This treatment is effective for post-surgical recovery or for patients trying to avoid surgery. Currently, this treatment is available for both men and women.

Pain is often easily eliminated with flexibility, strengthening and postural exercise, including aquatic exercise, as well as body mechanics training. In the post-partum phase, as new mothers care for their infant, musculoskeletal problems may persist or worsen. These problems, specifically lower back pain, respond well to the conservative holistic approach of physical therapy.

Many women are unsure of how to exercise safely during and after pregnancy. A physical therapy consult includes a musculoskeletal evaluation and history of exercise, prescription of appropriate exercises and progression of exercises specific for each individual patient.

Menstrual cramps and discomfort can be relieved or eliminated with electrical stimulation, the use of ice or heat, and appropriate relaxation techniques and exercises.

Fibromyalgia Syndrome/Chronic Fatigue Immune Deficiency Syndrome are difficult syndromes to manage without the proper knowledge of effective self care techniques, non-irritating stretches and exercises, including aquatic exercise, proper nutrition, and pain management strategies. Patients undergo a complete musculoskeletal evaluation prior to treatment and exercise program. Progressive training in body mechanics, flexibility exercises and spine stabilization exercises help the patient to prevent/manage pain. The goal of treatment is independent management of symptoms by the patient.

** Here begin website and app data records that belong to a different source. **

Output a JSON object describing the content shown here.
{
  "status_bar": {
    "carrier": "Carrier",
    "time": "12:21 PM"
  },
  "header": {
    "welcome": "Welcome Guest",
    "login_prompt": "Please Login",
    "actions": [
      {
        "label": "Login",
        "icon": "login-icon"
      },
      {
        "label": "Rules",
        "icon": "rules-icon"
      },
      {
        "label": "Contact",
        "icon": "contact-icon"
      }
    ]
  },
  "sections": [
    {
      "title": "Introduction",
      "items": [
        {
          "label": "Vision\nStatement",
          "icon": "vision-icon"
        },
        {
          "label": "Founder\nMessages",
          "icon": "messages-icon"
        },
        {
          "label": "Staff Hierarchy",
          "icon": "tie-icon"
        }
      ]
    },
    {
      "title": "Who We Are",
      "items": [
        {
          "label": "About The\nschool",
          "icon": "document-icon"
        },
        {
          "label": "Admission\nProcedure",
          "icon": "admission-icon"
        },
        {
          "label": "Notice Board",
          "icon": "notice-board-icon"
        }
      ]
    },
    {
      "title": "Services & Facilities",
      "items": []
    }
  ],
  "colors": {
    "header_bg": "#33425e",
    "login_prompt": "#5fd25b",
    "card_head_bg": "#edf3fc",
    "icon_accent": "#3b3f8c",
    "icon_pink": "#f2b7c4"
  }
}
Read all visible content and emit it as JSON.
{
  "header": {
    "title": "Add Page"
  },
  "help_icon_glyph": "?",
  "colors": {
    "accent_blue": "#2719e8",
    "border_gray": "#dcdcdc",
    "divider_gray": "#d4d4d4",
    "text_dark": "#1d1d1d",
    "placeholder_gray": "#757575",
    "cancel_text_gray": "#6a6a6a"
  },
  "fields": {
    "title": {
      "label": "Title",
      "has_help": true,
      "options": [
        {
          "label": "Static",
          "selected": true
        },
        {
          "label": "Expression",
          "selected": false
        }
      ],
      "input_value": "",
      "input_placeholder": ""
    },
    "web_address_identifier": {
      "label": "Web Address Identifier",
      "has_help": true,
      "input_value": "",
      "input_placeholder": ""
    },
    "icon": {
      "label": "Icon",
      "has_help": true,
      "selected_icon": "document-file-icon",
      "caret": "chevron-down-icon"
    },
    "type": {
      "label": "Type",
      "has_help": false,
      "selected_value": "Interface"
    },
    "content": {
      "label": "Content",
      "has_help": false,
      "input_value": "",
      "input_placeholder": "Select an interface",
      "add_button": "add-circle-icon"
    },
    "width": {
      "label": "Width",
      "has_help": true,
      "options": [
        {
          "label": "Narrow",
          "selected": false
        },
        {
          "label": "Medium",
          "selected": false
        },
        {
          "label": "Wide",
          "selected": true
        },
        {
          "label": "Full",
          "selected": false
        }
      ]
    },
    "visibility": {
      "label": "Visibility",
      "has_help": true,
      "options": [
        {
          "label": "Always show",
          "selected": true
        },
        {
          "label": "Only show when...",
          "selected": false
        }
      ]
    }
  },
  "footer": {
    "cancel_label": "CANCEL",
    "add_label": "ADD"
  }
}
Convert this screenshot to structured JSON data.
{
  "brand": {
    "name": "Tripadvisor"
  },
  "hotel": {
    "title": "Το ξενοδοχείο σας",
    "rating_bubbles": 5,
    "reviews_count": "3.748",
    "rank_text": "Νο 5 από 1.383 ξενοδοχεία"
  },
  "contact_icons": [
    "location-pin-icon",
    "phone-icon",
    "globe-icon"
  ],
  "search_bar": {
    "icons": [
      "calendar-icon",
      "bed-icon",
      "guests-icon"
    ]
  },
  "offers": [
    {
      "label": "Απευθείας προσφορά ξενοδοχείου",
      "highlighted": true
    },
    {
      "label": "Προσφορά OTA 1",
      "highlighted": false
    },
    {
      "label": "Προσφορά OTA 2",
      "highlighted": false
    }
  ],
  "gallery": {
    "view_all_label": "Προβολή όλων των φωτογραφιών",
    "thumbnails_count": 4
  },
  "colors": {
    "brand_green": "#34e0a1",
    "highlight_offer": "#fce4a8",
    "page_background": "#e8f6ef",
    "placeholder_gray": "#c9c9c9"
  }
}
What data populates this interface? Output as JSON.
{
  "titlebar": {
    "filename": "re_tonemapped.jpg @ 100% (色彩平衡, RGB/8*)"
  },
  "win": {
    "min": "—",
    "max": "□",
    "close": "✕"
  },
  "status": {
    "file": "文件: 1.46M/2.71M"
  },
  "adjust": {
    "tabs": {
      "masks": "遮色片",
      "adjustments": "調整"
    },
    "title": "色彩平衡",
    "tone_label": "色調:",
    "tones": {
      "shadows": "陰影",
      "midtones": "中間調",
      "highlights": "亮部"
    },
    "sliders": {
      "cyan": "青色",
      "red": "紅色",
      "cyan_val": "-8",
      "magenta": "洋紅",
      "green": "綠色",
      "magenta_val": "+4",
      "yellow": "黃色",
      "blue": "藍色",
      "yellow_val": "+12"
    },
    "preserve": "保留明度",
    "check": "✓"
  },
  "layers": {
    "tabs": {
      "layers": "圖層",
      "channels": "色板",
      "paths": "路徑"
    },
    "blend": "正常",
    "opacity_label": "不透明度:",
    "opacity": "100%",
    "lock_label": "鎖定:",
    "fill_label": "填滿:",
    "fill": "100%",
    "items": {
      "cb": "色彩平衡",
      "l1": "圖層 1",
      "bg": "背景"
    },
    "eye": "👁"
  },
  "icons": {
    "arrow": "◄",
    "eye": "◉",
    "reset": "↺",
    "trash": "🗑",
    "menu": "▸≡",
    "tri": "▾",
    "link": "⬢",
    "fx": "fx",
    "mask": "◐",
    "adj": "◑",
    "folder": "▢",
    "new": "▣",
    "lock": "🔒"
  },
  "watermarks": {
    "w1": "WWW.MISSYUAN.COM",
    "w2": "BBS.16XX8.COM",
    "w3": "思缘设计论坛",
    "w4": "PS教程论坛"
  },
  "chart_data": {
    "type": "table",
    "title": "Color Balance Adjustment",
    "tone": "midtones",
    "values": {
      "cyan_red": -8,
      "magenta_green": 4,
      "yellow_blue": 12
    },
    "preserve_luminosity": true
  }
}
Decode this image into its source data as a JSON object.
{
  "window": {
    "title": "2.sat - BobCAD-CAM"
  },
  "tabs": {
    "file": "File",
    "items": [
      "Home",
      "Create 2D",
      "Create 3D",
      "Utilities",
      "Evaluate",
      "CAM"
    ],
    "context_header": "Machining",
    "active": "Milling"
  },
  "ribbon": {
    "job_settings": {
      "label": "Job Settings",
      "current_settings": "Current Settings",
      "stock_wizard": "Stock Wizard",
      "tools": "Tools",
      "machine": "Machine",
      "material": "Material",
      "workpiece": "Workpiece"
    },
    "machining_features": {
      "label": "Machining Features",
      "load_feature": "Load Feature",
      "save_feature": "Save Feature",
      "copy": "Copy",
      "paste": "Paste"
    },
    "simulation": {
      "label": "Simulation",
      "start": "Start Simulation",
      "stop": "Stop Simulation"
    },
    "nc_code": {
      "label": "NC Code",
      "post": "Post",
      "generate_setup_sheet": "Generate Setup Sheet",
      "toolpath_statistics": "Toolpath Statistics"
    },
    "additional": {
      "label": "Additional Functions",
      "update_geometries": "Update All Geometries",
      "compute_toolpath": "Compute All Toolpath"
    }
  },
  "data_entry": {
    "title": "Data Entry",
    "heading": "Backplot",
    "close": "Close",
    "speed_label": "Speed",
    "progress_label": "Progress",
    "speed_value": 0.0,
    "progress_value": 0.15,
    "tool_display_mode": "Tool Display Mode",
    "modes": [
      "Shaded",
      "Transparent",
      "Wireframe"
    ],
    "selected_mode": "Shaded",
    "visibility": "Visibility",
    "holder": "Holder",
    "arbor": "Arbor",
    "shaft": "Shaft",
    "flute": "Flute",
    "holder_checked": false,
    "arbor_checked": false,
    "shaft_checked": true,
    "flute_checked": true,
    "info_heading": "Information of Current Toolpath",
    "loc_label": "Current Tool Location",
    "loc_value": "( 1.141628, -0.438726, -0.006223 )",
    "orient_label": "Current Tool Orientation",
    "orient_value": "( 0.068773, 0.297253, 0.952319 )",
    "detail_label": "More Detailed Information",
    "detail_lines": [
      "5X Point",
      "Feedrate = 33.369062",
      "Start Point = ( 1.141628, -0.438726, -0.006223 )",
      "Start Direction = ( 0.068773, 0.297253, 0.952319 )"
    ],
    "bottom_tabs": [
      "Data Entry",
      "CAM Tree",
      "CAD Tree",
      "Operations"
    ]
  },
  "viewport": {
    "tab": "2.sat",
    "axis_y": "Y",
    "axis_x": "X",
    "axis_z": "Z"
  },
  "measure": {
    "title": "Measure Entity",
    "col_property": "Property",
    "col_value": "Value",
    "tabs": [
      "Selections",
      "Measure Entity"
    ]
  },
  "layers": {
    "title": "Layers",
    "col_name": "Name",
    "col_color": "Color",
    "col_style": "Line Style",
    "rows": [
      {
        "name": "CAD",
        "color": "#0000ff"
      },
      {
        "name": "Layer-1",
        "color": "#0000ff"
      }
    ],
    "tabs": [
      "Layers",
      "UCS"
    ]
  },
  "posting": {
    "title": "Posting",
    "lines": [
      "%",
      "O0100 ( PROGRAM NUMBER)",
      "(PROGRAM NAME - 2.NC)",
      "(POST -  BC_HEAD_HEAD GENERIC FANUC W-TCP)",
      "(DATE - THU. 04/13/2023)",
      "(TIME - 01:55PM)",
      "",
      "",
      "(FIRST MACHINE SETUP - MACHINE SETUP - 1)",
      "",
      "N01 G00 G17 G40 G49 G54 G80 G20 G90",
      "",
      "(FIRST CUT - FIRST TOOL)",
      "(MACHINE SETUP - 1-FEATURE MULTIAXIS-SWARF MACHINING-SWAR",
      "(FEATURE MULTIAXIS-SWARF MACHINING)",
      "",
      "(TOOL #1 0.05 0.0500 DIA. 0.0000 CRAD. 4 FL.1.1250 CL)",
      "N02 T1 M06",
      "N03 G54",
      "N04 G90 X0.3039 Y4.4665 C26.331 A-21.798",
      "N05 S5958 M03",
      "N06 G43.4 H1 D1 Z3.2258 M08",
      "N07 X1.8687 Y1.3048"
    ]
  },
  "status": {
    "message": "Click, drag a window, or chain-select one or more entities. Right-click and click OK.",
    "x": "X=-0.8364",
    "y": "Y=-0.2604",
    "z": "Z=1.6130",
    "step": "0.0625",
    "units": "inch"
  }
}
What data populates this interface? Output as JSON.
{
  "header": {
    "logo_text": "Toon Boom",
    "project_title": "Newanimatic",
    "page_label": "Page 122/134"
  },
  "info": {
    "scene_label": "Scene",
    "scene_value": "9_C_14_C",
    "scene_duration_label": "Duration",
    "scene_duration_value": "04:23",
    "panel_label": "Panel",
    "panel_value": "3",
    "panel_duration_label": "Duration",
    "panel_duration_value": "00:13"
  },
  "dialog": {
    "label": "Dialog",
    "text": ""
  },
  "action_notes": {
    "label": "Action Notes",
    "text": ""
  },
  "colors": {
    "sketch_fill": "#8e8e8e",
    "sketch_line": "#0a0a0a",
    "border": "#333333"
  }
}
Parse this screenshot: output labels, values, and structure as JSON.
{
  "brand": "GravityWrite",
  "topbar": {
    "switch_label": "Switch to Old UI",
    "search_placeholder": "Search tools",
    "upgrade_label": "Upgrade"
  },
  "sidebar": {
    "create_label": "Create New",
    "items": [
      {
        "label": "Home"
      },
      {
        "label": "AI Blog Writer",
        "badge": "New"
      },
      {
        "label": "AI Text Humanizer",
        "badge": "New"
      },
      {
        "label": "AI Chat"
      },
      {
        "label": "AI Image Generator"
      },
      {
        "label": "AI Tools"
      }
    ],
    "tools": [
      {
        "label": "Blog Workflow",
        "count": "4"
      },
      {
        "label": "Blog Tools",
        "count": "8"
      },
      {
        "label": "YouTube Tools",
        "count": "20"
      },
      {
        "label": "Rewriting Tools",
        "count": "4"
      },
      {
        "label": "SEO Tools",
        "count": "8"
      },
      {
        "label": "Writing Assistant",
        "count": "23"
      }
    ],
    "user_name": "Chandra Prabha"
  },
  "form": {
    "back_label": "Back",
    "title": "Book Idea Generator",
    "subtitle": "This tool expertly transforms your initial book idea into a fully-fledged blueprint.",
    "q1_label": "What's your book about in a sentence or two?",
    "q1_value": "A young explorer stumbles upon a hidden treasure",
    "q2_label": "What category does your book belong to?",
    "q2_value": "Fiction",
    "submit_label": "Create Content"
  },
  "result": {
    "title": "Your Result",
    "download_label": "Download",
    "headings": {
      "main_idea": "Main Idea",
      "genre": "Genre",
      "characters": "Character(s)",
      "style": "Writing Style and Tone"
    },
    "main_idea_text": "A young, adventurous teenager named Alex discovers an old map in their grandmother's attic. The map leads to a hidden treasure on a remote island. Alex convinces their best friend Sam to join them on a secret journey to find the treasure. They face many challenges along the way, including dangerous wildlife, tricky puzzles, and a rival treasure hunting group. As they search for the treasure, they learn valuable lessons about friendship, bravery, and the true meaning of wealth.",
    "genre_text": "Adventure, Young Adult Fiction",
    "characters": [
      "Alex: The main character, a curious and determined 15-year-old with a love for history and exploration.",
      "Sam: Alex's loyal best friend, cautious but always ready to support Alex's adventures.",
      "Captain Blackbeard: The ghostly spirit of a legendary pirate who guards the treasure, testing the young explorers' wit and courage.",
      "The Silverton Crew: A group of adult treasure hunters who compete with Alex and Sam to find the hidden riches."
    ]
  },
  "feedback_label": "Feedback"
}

Pelvic and abdominal pain can be effectively treated with conservative physical therapy techniques, once a physician determines that a patient is not a candidate for medical/surgical intervention. Pain is often caused by scar tissue, muscle spasms, flexibility and strength deficits, and muscle imbalances. A full musculoskeletal and pelvic floor evaluation by a physical therapist will determine the plan and course of treatment. Pelvic floor muscles and soft tissues are treated with ultrasound, electric stimulation, ice, scar mobilization, relaxation, strengthening, and biofeedback. Treatment also includes postural and body mechanics training, flexibility and strengthening exercises, and manual physical therapy.

Obstetric and Postpartum Musculoskeletal Pain Program/ Pregnancy Back School

Pain is often easily eliminated with flexibility, strengthening and postural exercise, including aquatic exercise, as well as body mechanics training. In the post-partum phase, as new mothers care for their infant, musculoskeletal problems may persist or worsen. These problems, specifically lower back pain, respond well to the conservative holistic approach of physical therapy.

As an adjunct to medical management, patients undergo complete musculoskeletal evaluation. They are prescribed an individualized program of postural and corrective exercises, education, pain management treatment and techniques, and self care strategies. Fall prevention and weight bearing exercises are an integral part of the program. Patients are taught safe body mechanics to avoid forward bending and twisting which may cause vertebral fractures.

Any woman placed on restricted activity levels during pregnancy will benefit from a physical therapy consult. Patients are instructed in energy saving body mechanics, comfortable positioning and how to avoid Valsalva Maneuver during movement. Women benefit from maintaining good general physical condition, monitoring of heart rate, and the safe use of ice, heat and massage for pain management.